Minimally invasive ablative techniques in the treatment of breast cancer: a systematic review and meta-analysis.
Peek MCL., Ahmed M., Napoli A., Usiskin S., Baker R., Douek M.

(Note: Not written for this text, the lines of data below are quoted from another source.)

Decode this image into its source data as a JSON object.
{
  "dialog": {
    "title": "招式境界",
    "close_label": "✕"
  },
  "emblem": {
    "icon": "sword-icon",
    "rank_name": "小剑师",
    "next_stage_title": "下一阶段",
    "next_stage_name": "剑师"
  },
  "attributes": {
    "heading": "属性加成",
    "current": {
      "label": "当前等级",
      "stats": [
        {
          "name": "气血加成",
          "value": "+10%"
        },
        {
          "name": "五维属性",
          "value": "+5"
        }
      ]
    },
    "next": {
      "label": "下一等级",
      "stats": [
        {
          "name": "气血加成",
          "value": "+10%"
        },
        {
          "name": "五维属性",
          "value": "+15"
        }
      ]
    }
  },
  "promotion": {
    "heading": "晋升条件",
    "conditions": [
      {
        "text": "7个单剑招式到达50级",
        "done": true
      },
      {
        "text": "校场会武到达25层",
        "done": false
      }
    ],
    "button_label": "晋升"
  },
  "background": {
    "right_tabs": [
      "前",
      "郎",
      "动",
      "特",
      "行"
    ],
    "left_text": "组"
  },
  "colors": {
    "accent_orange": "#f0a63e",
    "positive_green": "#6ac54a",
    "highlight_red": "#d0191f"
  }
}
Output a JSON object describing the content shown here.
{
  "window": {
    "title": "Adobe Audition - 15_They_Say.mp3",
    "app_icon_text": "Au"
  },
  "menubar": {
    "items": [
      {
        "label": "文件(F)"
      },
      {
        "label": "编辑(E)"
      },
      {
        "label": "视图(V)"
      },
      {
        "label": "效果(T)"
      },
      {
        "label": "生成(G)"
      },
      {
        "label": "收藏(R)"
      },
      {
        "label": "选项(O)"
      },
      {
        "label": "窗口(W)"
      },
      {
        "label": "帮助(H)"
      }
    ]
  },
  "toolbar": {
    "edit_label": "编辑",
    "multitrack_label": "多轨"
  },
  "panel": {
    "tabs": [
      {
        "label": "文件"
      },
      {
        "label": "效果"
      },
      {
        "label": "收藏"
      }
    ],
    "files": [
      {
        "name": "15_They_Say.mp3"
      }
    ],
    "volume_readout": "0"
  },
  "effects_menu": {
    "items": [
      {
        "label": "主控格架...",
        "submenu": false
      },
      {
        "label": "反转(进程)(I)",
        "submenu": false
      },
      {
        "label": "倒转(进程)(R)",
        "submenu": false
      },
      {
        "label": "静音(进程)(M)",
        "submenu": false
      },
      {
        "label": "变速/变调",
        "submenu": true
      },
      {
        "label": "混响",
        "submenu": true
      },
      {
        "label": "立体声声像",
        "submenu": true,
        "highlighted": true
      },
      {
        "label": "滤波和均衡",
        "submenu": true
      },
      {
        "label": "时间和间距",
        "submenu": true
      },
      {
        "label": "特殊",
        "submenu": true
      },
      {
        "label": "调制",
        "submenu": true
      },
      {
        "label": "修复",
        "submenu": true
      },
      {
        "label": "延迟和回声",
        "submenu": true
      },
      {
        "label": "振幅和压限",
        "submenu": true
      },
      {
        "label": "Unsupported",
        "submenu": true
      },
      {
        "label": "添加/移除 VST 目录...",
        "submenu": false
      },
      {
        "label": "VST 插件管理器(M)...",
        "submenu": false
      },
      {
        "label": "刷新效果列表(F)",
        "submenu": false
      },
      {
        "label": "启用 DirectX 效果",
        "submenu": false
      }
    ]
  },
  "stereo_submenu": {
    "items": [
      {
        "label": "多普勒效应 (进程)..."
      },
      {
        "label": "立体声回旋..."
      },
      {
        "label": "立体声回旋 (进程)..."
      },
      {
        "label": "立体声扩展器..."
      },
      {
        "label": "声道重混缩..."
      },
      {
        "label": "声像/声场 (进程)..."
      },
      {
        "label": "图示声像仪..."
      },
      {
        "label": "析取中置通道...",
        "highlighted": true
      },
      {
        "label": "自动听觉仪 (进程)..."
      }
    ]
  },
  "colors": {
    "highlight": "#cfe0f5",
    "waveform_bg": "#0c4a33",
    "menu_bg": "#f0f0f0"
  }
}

PURPOSE: Breast-conserving surgery is effective for breast cancer treatment but is associated with morbidity in particular high re-excision rates. We performed a systematic review and meta-analysis to assess the current evidence for clinical outcomes with minimally invasive ablative techniques in the non-surgical treatment of breast cancer. METHODS: A systematic search of the literature was performed using PubMed and Medline library databases to identify all studies published between 1994 and May 2016. Studies were considered eligible for inclusion if they evaluated the role of ablative techniques in the treatment of breast cancer and included ten patients or more. Studies that failed to fulfil the inclusion criteria were excluded. RESULTS: We identified 63 studies including 1608 patients whose breast tumours were treated with radiofrequency (RFA), high intensity focussed ultrasound (HIFU), cryo-, laser or microwave ablation. Fifty studies reported on the number of patients with complete ablation as found on histopathology and the highest rate of complete ablation was achieved with RFA (87.1%, 491/564) and microwave ablation (83.2%, 89/107). Short-term complications were most often reported with microwave ablation (14.6%, 21/144). Recurrence was reported in 24 patients (4.2%, 24/570) and most often with laser ablation (10.7%, 11/103). The shortest treatment times were observed with RFA (15.6 ± 5.6 min) and the longest with HIFU (101.5 ± 46.6 min). CONCLUSION: Minimally invasive ablative techniques are able to successfully induce coagulative necrosis in breast cancer with a low side effect profile. Adequately powered and prospectively conducted cohort trials are required to confirm complete pathological ablation in all patients.